Contrast Trump’s national-security record with that of the security officials lined up against him. These are a lot of the same people who helped give us disastrous wars and senseless military interventions all over the Middle East and Africa. They helped give us the migrant crisis. They tried to give us a regime-change war in Iran and likely would have succeeded if “Madame President” Clinton had really won the 2016 election. They gave us mass surveillance of Americans and lied about it. They wasted our nation’s blood and treasure from Benghazi to Baghdad and caused staggering human suffering in the countries we supposedly fought to liberate.

It’s no wonder they have no credibility left. As Claremont Institute senior fellow Jeremy Carl wrote on Twitter, the letter attacking Trump was just another reason to vote for the incumbent, considering the source. It’s no wonder that from the time this week’s DNC began and when it ended – with all of the party’s stars and their Republican friends ripping Trump night after night – the president’s approval rating rose to 51 percent from 47 percent, according to Rasmussen Reports.

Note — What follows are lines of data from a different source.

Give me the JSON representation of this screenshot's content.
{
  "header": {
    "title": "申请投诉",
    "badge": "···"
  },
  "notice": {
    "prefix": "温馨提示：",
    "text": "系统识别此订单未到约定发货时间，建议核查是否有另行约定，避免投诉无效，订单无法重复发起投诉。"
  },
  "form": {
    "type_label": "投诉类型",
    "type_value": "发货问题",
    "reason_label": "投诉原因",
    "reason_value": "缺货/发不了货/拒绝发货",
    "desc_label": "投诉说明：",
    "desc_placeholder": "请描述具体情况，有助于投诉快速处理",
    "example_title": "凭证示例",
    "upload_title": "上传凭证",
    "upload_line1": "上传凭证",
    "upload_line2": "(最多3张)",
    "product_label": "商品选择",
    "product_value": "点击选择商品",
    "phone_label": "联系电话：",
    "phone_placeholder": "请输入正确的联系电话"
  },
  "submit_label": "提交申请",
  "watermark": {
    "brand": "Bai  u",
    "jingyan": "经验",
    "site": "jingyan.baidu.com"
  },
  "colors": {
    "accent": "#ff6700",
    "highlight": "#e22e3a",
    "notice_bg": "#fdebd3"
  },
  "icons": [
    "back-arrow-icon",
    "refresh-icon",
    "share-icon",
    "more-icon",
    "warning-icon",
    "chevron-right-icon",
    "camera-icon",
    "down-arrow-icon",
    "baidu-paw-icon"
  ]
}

Most Americans don’t buy what the establishment is trying to sell. It’s why Trump won the first time and we had to have the Russia hoax to prevent having a better relationship with Moscow. The security officials may need, in the words of disgraced former FBI agent Peter Strzok, an “insurance policy” in the wings to make sure that the War State’s laws continue to be followed.

Think your friends would be interested? Share this story!

The statements, views and opinions expressed in this column are solely those of the author and do not necessarily represent those of RT.

The statements, views and opinions expressed in this column are solely those of the author and do not necessarily represent those of RT.

© 2020, paradox. All rights reserved.

Check Also

Slavoj Zizek: The treatment of Assange is an assault on everyone’s personal freedoms

There is an old joke from the time of World War I about an exchange …

Leave a Reply

Your email address will not be published. Required fields are marked *